|International Classification||E21B49/00, E21B12/02, E21B44/00|
|Cooperative Classification||E21B44/00, E21B12/02, E21B49/003|
|European Classification||E21B44/00, E21B12/02, E21B49/00D|
|May 2, 1985||AS||Assignment|
Owner name: PRAD RESEARCH AND DEVELOPMENT N.V. C/O CURACAO COR
Free format text: ASSIGNMENT OF ASSIGNORS INTEREST.;ASSIGNOR:BURGESS, TREVOR M.;REEL/FRAME:004409/0808
Effective date: 19850501
|Jan 11, 1988||AS||Assignment|
Owner name: ANADRILL, INC., 200 MACCO BOULEVARD, SUGAR LAND, T
Free format text: ASSIGNMENT OF ASSIGNORS INTEREST.;ASSIGNOR:PRAD RESEARCH AND DEVELOPMENT NV;REEL/FRAME:004842/0411
Effective date: 19870715
Owner name: ANADRILL, INC., A TEXAS CORP.,TEXAS
Free format text: ASSIGNMENT OF ASSIGNORS INTEREST;ASSIGNOR:PRAD RESEARCH AND DEVELOPMENT NV;REEL/FRAME:004842/0411
Effective date: 19870715
|Jan 11, 1991||FPAY||Fee payment|
Year of fee payment: 4
|Feb 6, 1995||FPAY||Fee payment|

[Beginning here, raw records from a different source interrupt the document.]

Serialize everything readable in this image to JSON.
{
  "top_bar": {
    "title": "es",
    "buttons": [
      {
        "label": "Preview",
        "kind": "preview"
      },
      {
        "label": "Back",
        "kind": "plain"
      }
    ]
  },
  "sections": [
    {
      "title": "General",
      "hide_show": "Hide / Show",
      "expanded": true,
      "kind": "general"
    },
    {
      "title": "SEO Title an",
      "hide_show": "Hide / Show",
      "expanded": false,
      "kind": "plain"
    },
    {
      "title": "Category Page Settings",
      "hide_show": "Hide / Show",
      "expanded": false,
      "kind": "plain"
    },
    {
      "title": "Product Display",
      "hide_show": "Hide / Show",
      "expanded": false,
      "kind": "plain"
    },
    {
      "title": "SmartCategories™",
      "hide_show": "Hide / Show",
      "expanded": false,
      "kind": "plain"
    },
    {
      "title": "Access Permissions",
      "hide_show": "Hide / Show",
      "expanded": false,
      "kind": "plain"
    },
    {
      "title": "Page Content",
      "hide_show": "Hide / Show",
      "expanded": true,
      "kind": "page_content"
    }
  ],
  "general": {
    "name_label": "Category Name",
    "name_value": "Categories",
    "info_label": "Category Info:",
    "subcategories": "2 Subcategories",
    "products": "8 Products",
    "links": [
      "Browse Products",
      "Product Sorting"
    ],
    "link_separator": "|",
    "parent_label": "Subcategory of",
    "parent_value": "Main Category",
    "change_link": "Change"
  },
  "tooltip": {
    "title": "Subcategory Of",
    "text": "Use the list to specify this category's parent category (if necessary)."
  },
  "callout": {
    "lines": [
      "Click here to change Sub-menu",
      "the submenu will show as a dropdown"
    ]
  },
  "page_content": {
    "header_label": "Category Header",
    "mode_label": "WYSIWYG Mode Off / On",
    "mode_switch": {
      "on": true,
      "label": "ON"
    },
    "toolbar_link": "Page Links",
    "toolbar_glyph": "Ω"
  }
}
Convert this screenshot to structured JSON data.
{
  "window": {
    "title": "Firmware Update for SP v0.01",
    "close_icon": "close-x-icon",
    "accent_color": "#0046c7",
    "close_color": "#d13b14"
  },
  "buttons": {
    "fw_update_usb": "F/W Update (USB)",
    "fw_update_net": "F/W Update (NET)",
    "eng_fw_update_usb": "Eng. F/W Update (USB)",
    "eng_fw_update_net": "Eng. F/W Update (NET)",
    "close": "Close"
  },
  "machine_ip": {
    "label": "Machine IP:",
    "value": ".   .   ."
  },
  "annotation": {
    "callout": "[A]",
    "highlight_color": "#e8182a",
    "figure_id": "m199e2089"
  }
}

Year of fee payment: 8
|Feb 11, 1999||FPAY||Fee payment|
Year of fee payment: 12